The paintings in Initial Dream are process-based, beginning with reflex mark-making, layering and successive revision. For Stephen Giblett, this identifies forms that resonate with his own visual syntax. Many of Giblett’s initial marks remain as a scaffold for the finished image and are as important as the final work itself. Because Giblett’s paintings are not preconceived, the subconscious ‘first mark’ can be considered as a catalyst for his final image – ethereal, seemingly back-lit paintings that are sometimes reminiscent of kaleidoscopic stained glass windows.

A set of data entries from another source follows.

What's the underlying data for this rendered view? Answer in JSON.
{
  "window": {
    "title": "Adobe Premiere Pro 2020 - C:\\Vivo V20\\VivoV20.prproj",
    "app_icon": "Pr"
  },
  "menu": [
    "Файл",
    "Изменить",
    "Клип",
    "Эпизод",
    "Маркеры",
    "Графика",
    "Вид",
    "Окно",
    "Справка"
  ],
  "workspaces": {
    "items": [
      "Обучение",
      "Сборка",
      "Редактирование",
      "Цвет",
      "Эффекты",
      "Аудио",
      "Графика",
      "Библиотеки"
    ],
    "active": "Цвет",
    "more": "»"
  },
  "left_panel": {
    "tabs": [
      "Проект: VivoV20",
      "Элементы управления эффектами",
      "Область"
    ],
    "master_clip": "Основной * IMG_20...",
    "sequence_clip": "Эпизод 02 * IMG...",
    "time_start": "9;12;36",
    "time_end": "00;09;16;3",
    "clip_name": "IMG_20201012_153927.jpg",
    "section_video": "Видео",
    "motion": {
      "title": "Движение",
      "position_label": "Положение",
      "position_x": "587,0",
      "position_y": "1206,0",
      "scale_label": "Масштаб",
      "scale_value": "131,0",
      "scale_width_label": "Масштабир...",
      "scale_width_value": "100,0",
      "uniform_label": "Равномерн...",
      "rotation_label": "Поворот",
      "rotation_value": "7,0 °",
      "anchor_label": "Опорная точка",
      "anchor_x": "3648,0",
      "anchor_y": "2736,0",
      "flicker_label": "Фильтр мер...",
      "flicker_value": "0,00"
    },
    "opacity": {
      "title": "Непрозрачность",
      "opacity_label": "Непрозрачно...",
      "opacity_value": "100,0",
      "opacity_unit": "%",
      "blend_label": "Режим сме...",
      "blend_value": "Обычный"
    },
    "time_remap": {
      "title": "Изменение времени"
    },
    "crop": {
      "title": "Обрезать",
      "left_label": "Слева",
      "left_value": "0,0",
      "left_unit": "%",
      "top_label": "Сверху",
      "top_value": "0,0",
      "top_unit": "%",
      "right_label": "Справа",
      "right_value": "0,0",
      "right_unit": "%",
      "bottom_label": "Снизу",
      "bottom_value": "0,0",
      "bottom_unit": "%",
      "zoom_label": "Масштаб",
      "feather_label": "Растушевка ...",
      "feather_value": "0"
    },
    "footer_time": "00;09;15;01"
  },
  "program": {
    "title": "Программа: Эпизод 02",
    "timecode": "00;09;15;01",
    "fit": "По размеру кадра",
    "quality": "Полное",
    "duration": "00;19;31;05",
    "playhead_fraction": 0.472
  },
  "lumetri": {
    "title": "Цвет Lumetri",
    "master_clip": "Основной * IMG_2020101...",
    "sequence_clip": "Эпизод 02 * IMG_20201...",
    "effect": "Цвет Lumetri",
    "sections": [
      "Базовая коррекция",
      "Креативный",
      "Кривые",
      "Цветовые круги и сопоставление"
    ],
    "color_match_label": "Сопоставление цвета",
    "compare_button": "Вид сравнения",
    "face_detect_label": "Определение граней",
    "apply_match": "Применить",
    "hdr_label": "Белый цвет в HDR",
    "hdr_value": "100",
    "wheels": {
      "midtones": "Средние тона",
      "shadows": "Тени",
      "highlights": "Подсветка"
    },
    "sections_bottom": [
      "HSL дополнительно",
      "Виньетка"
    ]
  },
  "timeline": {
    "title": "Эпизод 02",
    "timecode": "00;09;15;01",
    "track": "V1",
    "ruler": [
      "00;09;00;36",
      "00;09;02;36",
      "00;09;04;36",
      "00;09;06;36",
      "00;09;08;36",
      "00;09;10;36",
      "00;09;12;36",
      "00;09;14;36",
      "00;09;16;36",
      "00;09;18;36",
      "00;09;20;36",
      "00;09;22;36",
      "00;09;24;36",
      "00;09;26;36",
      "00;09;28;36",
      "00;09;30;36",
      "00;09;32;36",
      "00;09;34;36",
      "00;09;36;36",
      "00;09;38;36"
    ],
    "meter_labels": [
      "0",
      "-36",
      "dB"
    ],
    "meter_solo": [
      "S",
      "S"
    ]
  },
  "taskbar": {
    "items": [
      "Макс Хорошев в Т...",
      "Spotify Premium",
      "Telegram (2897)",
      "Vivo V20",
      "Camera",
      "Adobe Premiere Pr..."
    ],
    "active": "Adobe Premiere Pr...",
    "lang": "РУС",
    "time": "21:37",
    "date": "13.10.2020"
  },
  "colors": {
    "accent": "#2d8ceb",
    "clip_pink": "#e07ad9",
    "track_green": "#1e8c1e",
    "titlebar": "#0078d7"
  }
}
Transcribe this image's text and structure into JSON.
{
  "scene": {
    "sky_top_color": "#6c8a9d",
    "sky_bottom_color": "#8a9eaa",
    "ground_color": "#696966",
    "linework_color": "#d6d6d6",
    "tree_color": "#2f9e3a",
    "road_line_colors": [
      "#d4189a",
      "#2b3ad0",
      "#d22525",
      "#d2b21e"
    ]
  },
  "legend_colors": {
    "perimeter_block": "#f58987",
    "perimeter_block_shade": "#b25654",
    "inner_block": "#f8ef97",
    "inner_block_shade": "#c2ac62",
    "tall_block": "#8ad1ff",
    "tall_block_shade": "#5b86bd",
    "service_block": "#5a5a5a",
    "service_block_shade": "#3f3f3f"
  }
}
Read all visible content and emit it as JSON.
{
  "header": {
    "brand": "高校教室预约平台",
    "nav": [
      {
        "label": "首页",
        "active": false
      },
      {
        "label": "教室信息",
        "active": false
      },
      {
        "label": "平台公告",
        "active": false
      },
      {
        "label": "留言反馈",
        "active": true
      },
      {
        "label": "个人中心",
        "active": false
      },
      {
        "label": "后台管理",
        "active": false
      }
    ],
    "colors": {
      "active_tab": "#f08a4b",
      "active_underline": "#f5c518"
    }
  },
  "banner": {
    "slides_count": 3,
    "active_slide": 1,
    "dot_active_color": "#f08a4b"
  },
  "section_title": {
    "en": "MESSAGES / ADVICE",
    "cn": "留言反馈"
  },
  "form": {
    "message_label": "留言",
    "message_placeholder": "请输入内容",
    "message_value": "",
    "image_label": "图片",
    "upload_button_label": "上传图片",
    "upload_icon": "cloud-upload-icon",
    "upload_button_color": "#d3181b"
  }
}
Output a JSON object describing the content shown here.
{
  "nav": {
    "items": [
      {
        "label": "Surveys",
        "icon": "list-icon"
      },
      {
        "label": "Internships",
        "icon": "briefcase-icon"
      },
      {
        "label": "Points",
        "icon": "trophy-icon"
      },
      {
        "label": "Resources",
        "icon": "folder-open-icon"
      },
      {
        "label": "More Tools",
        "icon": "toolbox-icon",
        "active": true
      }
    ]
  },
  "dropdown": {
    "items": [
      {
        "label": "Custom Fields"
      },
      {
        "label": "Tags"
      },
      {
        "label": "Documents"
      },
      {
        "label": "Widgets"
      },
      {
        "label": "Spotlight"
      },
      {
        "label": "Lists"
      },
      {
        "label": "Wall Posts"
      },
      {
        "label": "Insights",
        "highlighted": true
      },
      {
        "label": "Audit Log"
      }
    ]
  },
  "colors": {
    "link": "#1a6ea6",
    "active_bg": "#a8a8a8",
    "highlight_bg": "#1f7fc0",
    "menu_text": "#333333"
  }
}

This work has also relied heavily on the experience of interruption and works were not painted in a continuous stream of thought. Returning to the concept of the stained glass window and motifs of religious ceremony, Giblett explains that these paintings served as an alter: a place to anchor himself in the here and now, in intermittent moments between work, life and being a new father. A departure from Giblett’s previous body of work, where precision demanded that paintings couldn’t be left to dry until they were complete, his latest exhibition is less strict. In Gibletts words, “something more human to look at.” Working sometimes across four paintings a night, this fragmented process came together in an instinctive and meditative way. What manifests itself upon the canvas is the incommunicable feelings surrounding interrupted timelines.
Initial Dream weaves through fragments of post-pandemic landscapes: systems under stress (production, environmental), conspiracy theories, language, and a fascination with the early dreams of his young child – what do these first dreams look and sound like without words or visual comprehension? Guided by his process-based practice and reflexive mark-making, Stephen Giblett captures the abstract and sometimes surreal elements of the everyday – against and with which, we continue.
Stephen Giblett is a Melbourne based artist who has exhibited extensively both nationally and internationally, including a major solo exhibition at the Gippsland Art Gallery in 2012. In 2013 he was a finalist in the 2013 Gold Coast Art Prize, and in 2010 was a finalist in the NSW Parliament Plein Air Painting Prize.